[INPUT RECORDS — start]
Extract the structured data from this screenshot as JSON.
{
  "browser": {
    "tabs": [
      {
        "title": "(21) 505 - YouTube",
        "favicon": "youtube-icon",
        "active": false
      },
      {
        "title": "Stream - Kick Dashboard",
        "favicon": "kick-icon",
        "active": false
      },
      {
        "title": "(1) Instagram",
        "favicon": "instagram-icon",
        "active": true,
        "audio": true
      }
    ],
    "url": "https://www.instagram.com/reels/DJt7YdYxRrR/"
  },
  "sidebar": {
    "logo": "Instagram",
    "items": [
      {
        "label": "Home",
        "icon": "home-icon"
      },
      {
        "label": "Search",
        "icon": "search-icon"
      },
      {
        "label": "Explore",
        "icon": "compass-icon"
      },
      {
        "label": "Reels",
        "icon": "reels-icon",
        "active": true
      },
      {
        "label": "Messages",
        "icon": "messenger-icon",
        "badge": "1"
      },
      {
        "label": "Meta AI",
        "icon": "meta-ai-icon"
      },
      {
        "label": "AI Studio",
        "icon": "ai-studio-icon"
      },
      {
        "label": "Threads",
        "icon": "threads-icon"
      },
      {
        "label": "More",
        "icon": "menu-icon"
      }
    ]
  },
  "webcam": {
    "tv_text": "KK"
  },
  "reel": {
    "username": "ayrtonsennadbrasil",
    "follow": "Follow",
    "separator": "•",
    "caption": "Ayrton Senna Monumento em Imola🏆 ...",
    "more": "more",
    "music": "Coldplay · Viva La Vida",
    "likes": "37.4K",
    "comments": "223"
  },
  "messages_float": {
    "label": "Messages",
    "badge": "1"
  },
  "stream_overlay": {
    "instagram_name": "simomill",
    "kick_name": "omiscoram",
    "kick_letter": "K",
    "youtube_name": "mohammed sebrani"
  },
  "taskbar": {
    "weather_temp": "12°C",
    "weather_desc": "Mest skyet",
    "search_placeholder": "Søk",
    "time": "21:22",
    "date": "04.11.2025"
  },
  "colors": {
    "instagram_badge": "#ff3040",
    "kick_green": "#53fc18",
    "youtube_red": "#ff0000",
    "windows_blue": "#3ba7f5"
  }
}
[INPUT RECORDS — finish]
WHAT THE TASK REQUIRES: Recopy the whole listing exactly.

RESPONSE:
Extract the structured data from this screenshot as JSON.
{
  "browser": {
    "tabs": [
      {
        "title": "(21) 505 - YouTube",
        "favicon": "youtube-icon",
        "active": false
      },
      {
        "title": "Stream - Kick Dashboard",
        "favicon": "kick-icon",
        "active": false
      },
      {
        "title": "(1) Instagram",
        "favicon": "instagram-icon",
        "active": true,
        "audio": true
      }
    ],
    "url": "https://www.instagram.com/reels/DJt7YdYxRrR/"
  },
  "sidebar": {
    "logo": "Instagram",
    "items": [
      {
        "label": "Home",
        "icon": "home-icon"
      },
      {
        "label": "Search",
        "icon": "search-icon"
      },
      {
        "label": "Explore",
        "icon": "compass-icon"
      },
      {
        "label": "Reels",
        "icon": "reels-icon",
        "active": true
      },
      {
        "label": "Messages",
        "icon": "messenger-icon",
        "badge": "1"
      },
      {
        "label": "Meta AI",
        "icon": "meta-ai-icon"
      },
      {
        "label": "AI Studio",
        "icon": "ai-studio-icon"
      },
      {
        "label": "Threads",
        "icon": "threads-icon"
      },
      {
        "label": "More",
        "icon": "menu-icon"
      }
    ]
  },
  "webcam": {
    "tv_text": "KK"
  },
  "reel": {
    "username": "ayrtonsennadbrasil",
    "follow": "Follow",
    "separator": "•",
    "caption": "Ayrton Senna Monumento em Imola🏆 ...",
    "more": "more",
    "music": "Coldplay · Viva La Vida",
    "likes": "37.4K",
    "comments": "223"
  },
  "messages_float": {
    "label": "Messages",
    "badge": "1"
  },
  "stream_overlay": {
    "instagram_name": "simomill",
    "kick_name": "omiscoram",
    "kick_letter": "K",
    "youtube_name": "mohammed sebrani"
  },
  "taskbar": {
    "weather_temp": "12°C",
    "weather_desc": "Mest skyet",
    "search_placeholder": "Søk",
    "time": "21:22",
    "date": "04.11.2025"
  },
  "colors": {
    "instagram_badge": "#ff3040",
    "kick_green": "#53fc18",
    "youtube_red": "#ff0000",
    "windows_blue": "#3ba7f5"
  }
}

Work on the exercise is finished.